I am often asked, “how do you do what you do; isn’t it depressing?” My answer is unequivocally, “NO.” I see the “good grief” work Community Grief Support does as vitally important and crucial in helping people rebuild their lives after loss…

And last year this became all too real for me when an old high school friend, Cheryl Zadick, lost her son to suicide. She has spoken of this publicly and has given me permission to share. 

Cheryl’s story: “My 25-year-old son died by suicide, and the pain is still so acute, overwhelming, and consuming. Joining CGS’ loss-of-an-adult-child support group was a saving grace to me. I Immediately felt safe; there was no shame, no judgment. We could talk freely, be ourselves. Sharing a bond from such excruciating pain and loss, surprisingly provides us with a kinship that no one else can understand, and that is a blessing as we sojourn together — in finding healing.”

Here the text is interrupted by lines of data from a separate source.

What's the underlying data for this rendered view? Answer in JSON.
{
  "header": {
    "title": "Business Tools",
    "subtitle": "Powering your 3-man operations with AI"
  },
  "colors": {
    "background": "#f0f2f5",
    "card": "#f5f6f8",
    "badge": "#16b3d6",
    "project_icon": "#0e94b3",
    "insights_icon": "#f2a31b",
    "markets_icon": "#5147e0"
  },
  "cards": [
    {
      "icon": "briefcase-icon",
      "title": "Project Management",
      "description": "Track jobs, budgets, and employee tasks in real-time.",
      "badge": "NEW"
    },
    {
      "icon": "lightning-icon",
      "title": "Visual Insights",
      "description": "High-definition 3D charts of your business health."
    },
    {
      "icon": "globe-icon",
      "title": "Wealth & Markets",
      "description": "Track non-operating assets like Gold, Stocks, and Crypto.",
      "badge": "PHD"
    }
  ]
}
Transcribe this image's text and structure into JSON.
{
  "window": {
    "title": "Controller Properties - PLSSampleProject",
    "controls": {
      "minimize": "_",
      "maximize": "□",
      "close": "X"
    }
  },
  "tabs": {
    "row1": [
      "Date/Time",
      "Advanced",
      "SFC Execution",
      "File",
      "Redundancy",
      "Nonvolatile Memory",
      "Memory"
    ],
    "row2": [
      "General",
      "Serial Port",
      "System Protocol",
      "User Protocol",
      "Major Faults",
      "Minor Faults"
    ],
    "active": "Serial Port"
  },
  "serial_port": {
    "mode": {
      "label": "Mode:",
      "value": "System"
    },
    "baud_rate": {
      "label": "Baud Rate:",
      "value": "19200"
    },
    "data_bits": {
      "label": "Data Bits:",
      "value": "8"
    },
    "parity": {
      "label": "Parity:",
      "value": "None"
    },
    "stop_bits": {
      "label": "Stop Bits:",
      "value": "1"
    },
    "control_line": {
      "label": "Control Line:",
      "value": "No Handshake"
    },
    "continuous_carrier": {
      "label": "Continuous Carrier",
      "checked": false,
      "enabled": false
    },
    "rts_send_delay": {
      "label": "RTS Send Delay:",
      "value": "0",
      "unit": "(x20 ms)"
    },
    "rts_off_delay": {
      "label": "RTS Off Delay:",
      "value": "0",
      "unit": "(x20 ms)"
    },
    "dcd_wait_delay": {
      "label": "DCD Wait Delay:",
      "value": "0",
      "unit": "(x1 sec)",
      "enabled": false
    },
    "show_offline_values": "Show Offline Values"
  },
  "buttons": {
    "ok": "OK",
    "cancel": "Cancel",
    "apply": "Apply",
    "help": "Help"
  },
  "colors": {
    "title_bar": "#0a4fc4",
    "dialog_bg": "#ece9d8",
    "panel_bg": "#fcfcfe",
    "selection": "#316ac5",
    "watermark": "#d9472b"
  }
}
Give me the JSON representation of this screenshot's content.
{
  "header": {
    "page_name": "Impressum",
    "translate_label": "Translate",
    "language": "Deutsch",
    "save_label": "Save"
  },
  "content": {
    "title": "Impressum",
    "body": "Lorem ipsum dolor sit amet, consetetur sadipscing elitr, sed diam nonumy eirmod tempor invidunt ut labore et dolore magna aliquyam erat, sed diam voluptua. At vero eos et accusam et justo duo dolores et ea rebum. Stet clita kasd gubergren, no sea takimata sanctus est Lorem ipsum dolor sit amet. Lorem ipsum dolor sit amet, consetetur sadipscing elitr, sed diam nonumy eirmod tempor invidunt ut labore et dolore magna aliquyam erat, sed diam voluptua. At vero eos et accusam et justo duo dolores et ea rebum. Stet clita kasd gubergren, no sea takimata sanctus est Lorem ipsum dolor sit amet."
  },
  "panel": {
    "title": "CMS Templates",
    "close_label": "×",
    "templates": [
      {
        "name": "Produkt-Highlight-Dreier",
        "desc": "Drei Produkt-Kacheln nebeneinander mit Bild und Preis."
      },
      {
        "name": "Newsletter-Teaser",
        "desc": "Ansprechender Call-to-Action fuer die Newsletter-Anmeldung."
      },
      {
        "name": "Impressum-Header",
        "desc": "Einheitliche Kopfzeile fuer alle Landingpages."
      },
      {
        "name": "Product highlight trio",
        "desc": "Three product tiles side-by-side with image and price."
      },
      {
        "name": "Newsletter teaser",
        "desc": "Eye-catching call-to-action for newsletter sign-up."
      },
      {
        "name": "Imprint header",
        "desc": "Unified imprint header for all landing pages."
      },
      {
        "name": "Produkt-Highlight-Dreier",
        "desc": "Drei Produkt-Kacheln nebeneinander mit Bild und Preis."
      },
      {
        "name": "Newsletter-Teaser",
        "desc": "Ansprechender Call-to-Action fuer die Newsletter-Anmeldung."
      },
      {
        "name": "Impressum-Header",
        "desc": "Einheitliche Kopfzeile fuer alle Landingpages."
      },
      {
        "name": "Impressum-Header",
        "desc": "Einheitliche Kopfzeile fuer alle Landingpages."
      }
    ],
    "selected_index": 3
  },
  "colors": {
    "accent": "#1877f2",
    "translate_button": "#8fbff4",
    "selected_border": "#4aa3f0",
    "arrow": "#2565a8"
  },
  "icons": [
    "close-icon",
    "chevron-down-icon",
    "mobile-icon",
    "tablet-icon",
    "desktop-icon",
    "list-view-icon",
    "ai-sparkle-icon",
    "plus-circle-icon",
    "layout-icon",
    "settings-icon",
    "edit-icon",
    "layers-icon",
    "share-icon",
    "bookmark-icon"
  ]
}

To be able to come alongside her in the greatest pain she has ever experienced is humbling and–at the same time–an honor because Community Grief Support has played a major role in her grief journey. She has found hope, support, understanding, compassion, and the tools she needs as she works toward healing. She is rediscovering human connection, relationship, and how to rebuild her life after such a devastating loss. On behalf of my dear friend, I am deeply grateful and give thanks for what CGS does each and every day. And that is not depressing.